This winter, the International Party celebrated its 10th
anniversary. The popular party is held at The Local in Rutland this
year after being hosted in Killington the nine years prior. But the
18+ dance party may now be at risk due to the recent interpretation
of a city ordinance. The city Aldermen are looking to clarify an
existing policy for disallowing students 18 and over in 21+
nightclubs. If successful, it would leave the party homeless, and
legions of international workers from Killington, Okemo and
Stratton very disappointed. The Wednesday gathering has become the
highlight of the week for workers from dozens of countries who
flock to the bar to dance to music from their homelands.
International party founder and DJ, Craig Hahn, feels like the
International Party is being threatened unfairly. "This seems to
have become a personal issue for some of the city Alderman and the
Chief of Police, but there is no reason for these kids to be the
one who are hurt. The International students mostly live in Rutland
and Chip has created a safe environment for me to continue my 10th
season," Hahn says.
The recent controversy can be traced to this summer when the
Rutland board narrowly defeated an amendment to the City's
Entertainment Club Ordinance that would allow for 18+ events at
"over 21 clubs." The catch is that the ordinance provides the
following definition for such a club: "Over Twenty-one club: Any
entertainment club which restricts its admission to persons age 21
years and over."
The Local owner Chip Greeno says they are not an over 21 club
because they do not restrict admission. The Local invites patrons
under the age of 21 to pay a cover charge of $150, except on
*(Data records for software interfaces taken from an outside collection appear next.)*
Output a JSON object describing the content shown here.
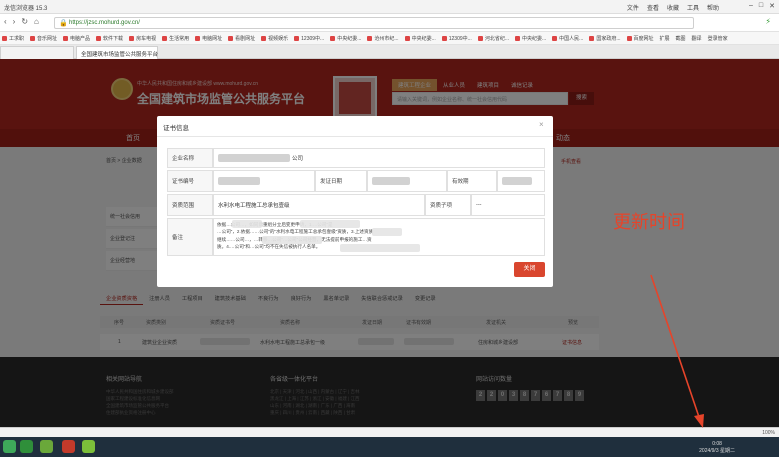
{
  "browser": {
    "title": "龙信浏览器 15.3",
    "menu": [
      "文件",
      "查看",
      "收藏",
      "工具",
      "帮助"
    ],
    "url": "https://jzsc.mohurd.gov.cn/",
    "bookmarks": [
      "工求职",
      "音乐网址",
      "电脑产品",
      "软件下载",
      "房车电视",
      "生活常用",
      "电脑网址",
      "看剧网址",
      "视频娱乐",
      "12309中...",
      "中央纪委...",
      "沧州市纪...",
      "中央纪委...",
      "12309中...",
      "河北省纪...",
      "中央纪委...",
      "中国人民...",
      "国家政府...",
      "百度网址"
    ],
    "bookmark_tools": [
      "扩展",
      "截图",
      "翻译",
      "登录管家"
    ],
    "tabs": [
      "",
      "全国建筑市场监管公共服务平台"
    ]
  },
  "site": {
    "sub_title": "中华人民共和国住房和城乡建设部  www.mohurd.gov.cn",
    "main_title": "全国建筑市场监管公共服务平台",
    "search_tabs": [
      "建筑工程企业",
      "从业人员",
      "建筑项目",
      "诚信记录"
    ],
    "search_placeholder": "请输入关键词，例如企业名称、统一社会信用代码",
    "search_button": "搜索",
    "nav_home": "首页",
    "nav_dynamic": "动态",
    "breadcrumb": "首页 > 企业数据",
    "phone_link": "手机查看",
    "left_items": [
      "统一社会信用",
      "企业登记注",
      "企业经营地"
    ],
    "sub_tabs": [
      "企业资质资格",
      "注册人员",
      "工程项目",
      "建筑技术基础",
      "不良行为",
      "良好行为",
      "黑名单记录",
      "失信联合惩戒记录",
      "变更记录"
    ],
    "table_headers": [
      "序号",
      "资质类别",
      "资质证书号",
      "资质名称",
      "发证日期",
      "证书有效期",
      "发证机关",
      "预览"
    ],
    "table_row": [
      "1",
      "建筑业企业资质",
      "",
      "水利水电工程施工总承包一级",
      "",
      "",
      "住房和城乡建设部",
      "证书信息"
    ]
  },
  "modal": {
    "title": "证书信息",
    "close": "×",
    "labels": {
      "company": "企业名称",
      "cert_no": "证书编号",
      "issue_date": "发证日期",
      "valid_date": "有效期",
      "scope": "资质范围",
      "sub_items": "资质子项",
      "remark": "备注"
    },
    "values": {
      "company_suffix": "公司",
      "scope": "水利水电工程施工总承包壹级",
      "sub_items": "---",
      "remark_l1": "依据…公司…，如同意重组分立后变更申请，1.…公司”是",
      "remark_l2": "…公司”，2.依据……公司”的“水利水电工程施工总承包壹级”资质，3.上述资质",
      "remark_l3": "继续……公司…，…转移…公司”…公司”公司经营，无法提前申报的施工…资",
      "remark_l4": "质。4.…公司”和…公司”均不在失信被执行人名单。"
    },
    "ok_button": "关闭"
  },
  "annotation": "更新时间",
  "footer": {
    "col1_title": "相关网站导航",
    "col1_lines": [
      "中华人民共和国住房和城乡建设部",
      "国家工程建设标准化信息网",
      "全国建筑市场监管公共服务平台",
      "住建部执业资格注册中心"
    ],
    "col2_title": "各省级一体化平台",
    "col2_lines": [
      "北京 | 天津 | 河北 | 山西 | 内蒙古 | 辽宁 | 吉林",
      "黑龙江 | 上海 | 江苏 | 浙江 | 安徽 | 福建 | 江西",
      "山东 | 河南 | 湖北 | 湖南 | 广东 | 广西 | 海南",
      "重庆 | 四川 | 贵州 | 云南 | 西藏 | 陕西 | 甘肃"
    ],
    "col3_title": "网站访问数量",
    "counter": [
      "2",
      "2",
      "0",
      "3",
      "8",
      "7",
      "6",
      "7",
      "8",
      "9"
    ]
  },
  "status": {
    "zoom": "100%",
    "time": "0:08",
    "date": "2024/9/3 星期二"
  },
  "colors": {
    "brand_red": "#b3261e",
    "modal_button": "#d9462e",
    "annotation": "#e6442a"
  }
}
Wednesdays, the night of the International Party, when it is
reduced to a $5 cover.
Alderman Charles Romeo is the chairman of the Charter and
Ordinance Committee and he said that some were under the impression
that the Entertainment Club Ordinance banned underage patrons from
bars. It does not, he explained. It only bars persons under 21 from
an "over 21 club." Romeo said "I think some members further thought
that, by defeating the amendment, it was clear that the board did
not support 18+ events."
Romeo submitted a proposal at a meeting last week in order to
clarify in the ordinances the city's policy of banning persons
under 21 from Rutland bars. He says "the new ordinance is a
standalone proposal. It is not an amendment to the current
entertainment ordinance. That will stay as it is. Last summer the
issue came before the board and the issue of an under 21 ban for
bars was put on the backburner as other issues were dealt with. I
wanted to take care of it before the election coming up in March.
For me, this is an issue of 'what is the public policy in the City
of Rutland?' A number of board member said last summer that it is
the public policy that people under 21 are not allowed in bars.
This proposal was introduced to clearly state and enforce that
A public forum involving the Ordinance and Charter Committee saw
supporters of the International Party pleading their case. Chip
Greeno pointed to the fact that little problems had arisen from his
under 21 gatherings at The Local. "The majority of the people
coming to these are over 21. There's only a handful who are under.
The point is, they can all go together." The Local hires many
security guards to ensure no one under 21 has access to alcohol or
causes other problems.
However, Police Chief James Baker was also there expressing his
concerns. In a phone interview with The Mountain Times Chief Baker
said, "Vermont leads the country in binge drinking and underage
drinking." When asked about the International Party specifically he
said, "Since I've been here for a year, we've had no issues, but
we've had limited exposure. As I understand it, before I got here
there were a couple of establishments that tried it and there were
a lot of problems," Baker said, adding "As the Police Chief, I
don't support underage clubs where alcohol is present… It's not a
good policy to have underage kids mixed in with adults that are
drinking alcohol. It's not a good policy from a public safety
Hahn, feels like the International Party is not the problem and,
actually, has something important to offer: culture. "There are
many young adults who are from Rutland who are well-behaved and
attend the party. They have been exposed to a whole new culture,
musically, and that can't be so bad. The International Party is not
the problem... city's time and money could be better spent in other
It seems that there may be hope for the International Party and
other such 18+ events in the City of Rutland. There is interest
among certain city officials to allow for a permit process that may
grant temporary 18 and up status to a city bar or club. Such an
allowance could be viewed on a case-by-case basis and reevaluated
if problems arise.
As it stands now, the Ordinance and Charter Committee voted to
submit the above mentioned proposal to the full board at its next
scheduled meeting, Wednesday at 5:30 p.m.